H20 Lab

Introduction to the Properties of Water
All living things are dependent on water. Inside your body, cells are surrounded by a
fluid that is mostly water, and your cells themselves are 70 to 95 percent water! The
abundance of water is a major reason Earth can support life. Water is so common that
it is easy to overlook its extraordinary properties, which are related to its structure and
interactions of its molecules.
Station 1: The Polarity of Water
1. Water molecules are polar, meaning they have a positively charged end and a
negatively charged end as seen on the screen above.
2. Below, draw a picture of how water molecules arrange themselves. Include
positive and negative charges in your drawing.
3. How does the above property explain why water molecules stick to each other
(cohesion) so well?
Station 2: The Surface Tension of Water
4. Using a steady hand, see if you can get the paper clip to rest on the surface of
the water in such a way that it will not sink. Record your observations in the
chart below.
5. Once you get the paper clip to “float” on the pure water, repeat the process with
the salt water. Record your observations below.
Tap Water
Salt Water
a. The property of water that is being demonstrated is surface tension.
Surface tension is the measure of how difficult it is to stretch or break the
surface of a liquid. Water molecules are bound together by hydrogen
bonds. Hydrogen bonds are actually forces that result in a weak
attraction between molecules. Using this information, explain how it is
possible that the paper clip is able to float on the water.
b. Using this information, what could be the cause of the differences you
observed from the pure water and the salt water?
c. From your knowledge of surface tension, attempt to explain the properties
of water in the parentheses as compared to the object.
i. Water Strider (surface tension):
Station 3: Water as a Solvent
A solvent is a substance that dissolves other substances known as a solute. Maybe you
have experienced water as a solvent when you added hot chocolate mix (solute) to
water and stirred it, or you added salt (solute) to water (solvent) before you cooked
pasta. Water is a great solvent because of its polarity, and is often referred to as the
“universal solvent.”
Station 1 describes water’s polarity, or the fact that it has an end with a slightly
positive charge and an end with a slightly negative charge.
Do you think water dissolves ALL substances with ease?
d. At your table you will find 3 beakers
e. Fill the large one with water, then fill the other two smaller beakers with
water from the large one.
f. Acquire one full pipette full of vegetable oil and put it into beaker 1
g. Stir this mixture and observe the ease at which it dissolves. Record it in
the table.
h. Measure out half a spoonful of salt and add it to beaker 2. Stir this
mixture and observe the ease at which it dissolves. Record in the table

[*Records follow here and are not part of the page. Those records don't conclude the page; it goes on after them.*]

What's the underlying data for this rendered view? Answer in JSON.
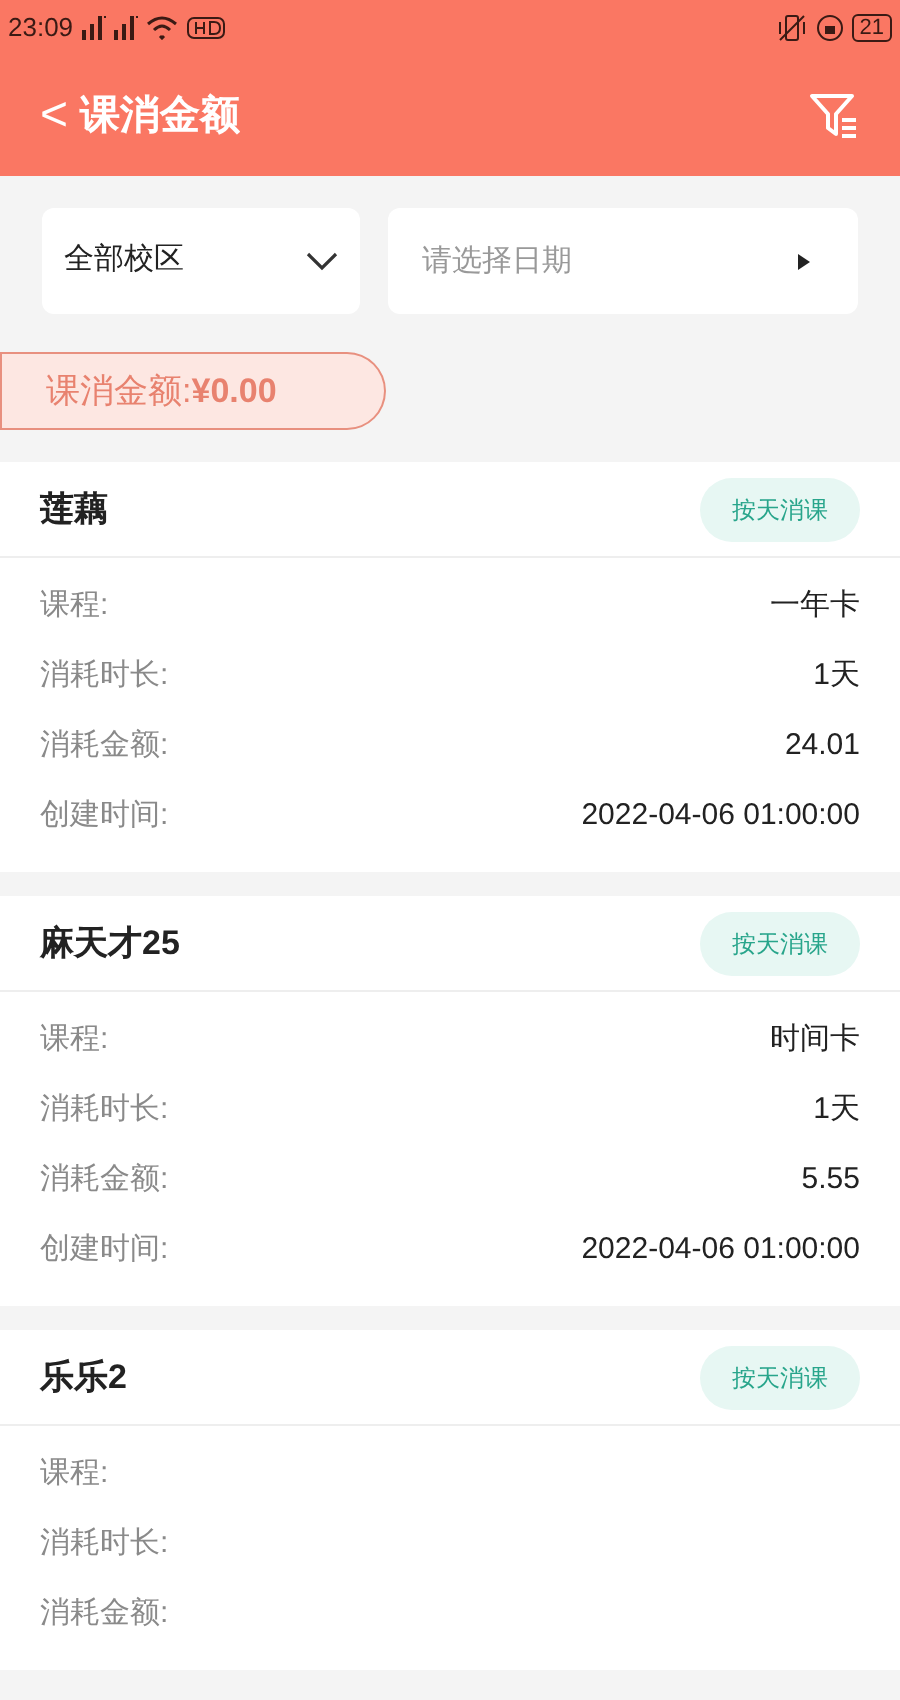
{
  "status_bar": {
    "time": "23:09",
    "battery": "21"
  },
  "header": {
    "back": "<",
    "title": "课消金额"
  },
  "filters": {
    "campus": "全部校区",
    "date_placeholder": "请选择日期"
  },
  "total": {
    "label": "课消金额:",
    "amount": "¥0.00"
  },
  "records": [
    {
      "name": "莲藕",
      "badge": "按天消课",
      "rows": [
        {
          "label": "课程:",
          "value": "一年卡"
        },
        {
          "label": "消耗时长:",
          "value": "1天"
        },
        {
          "label": "消耗金额:",
          "value": "24.01"
        },
        {
          "label": "创建时间:",
          "value": "2022-04-06 01:00:00"
        }
      ]
    },
    {
      "name": "麻天才25",
      "badge": "按天消课",
      "rows": [
        {
          "label": "课程:",
          "value": "时间卡"
        },
        {
          "label": "消耗时长:",
          "value": "1天"
        },
        {
          "label": "消耗金额:",
          "value": "5.55"
        },
        {
          "label": "创建时间:",
          "value": "2022-04-06 01:00:00"
        }
      ]
    },
    {
      "name": "乐乐2",
      "badge": "按天消课",
      "rows": [
        {
          "label": "课程:"
        },
        {
          "label": "消耗时长:"
        },
        {
          "label": "消耗金额:"
        }
      ]
    }
  ]
}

+++ dissolves ~ 100%
++ or + partial dissolve
0 did not dissolve
Vegetable Oil
How well does water dissolve it?
Water is polar. A general rule that determines whether a substance will dissolve in a
solvent depends upon its polarity. Polar solvents dissolve polar solutes and non-polar
solvents dissolve non-polar solutes.
From your observations, how would you classify the above solutes (polar or non-polar?)
Vegetable oil-
6. Predict what would happen if you added heat.
Station 4: Adhesion
Observe the chromatography paper. What does it look like (draw a picture) and how
far has the ink climb up the paper? Record this in the table below.
Qualitative Data
Quantitative Data
7. Why was the water able to climb up the chromatography paper?
8. The property being demonstrated is adhesion. In your own words, write a
definition for adhesion.
9. Where in nature do you see adhesion occurring?
Station 5: Cohesion
On one penny you will test tap water; on the other penny you will be testing salt water.
Estimate how many drops each penny will hold. Then, perform the lab and record your
results in the table below.
Tap Water
Salt Water
The property of water that is being demonstrated is cohesion. Explain
what cohesion is.
Explain why there was a difference in the # of drops using pure water
compared with using salt water.
Station 6: Density
You have been given three different solutions and a test tube. The red solution, the
yellow solution, and the green solution. Stir the red solution with the pipette and draw
some of the solution up. Add about 25 drops of this solution to the test tube. Repeat
this process for both the yellow and green solutions adding them all to the same test
Draw and color what you see in the test tube in the box below.
Which solution was the least dense? How do you know?
Which solution was the most dense? How do you know?
Design an experiment that tests the density of different temperature of
water. Explain how you would perform that experiment below.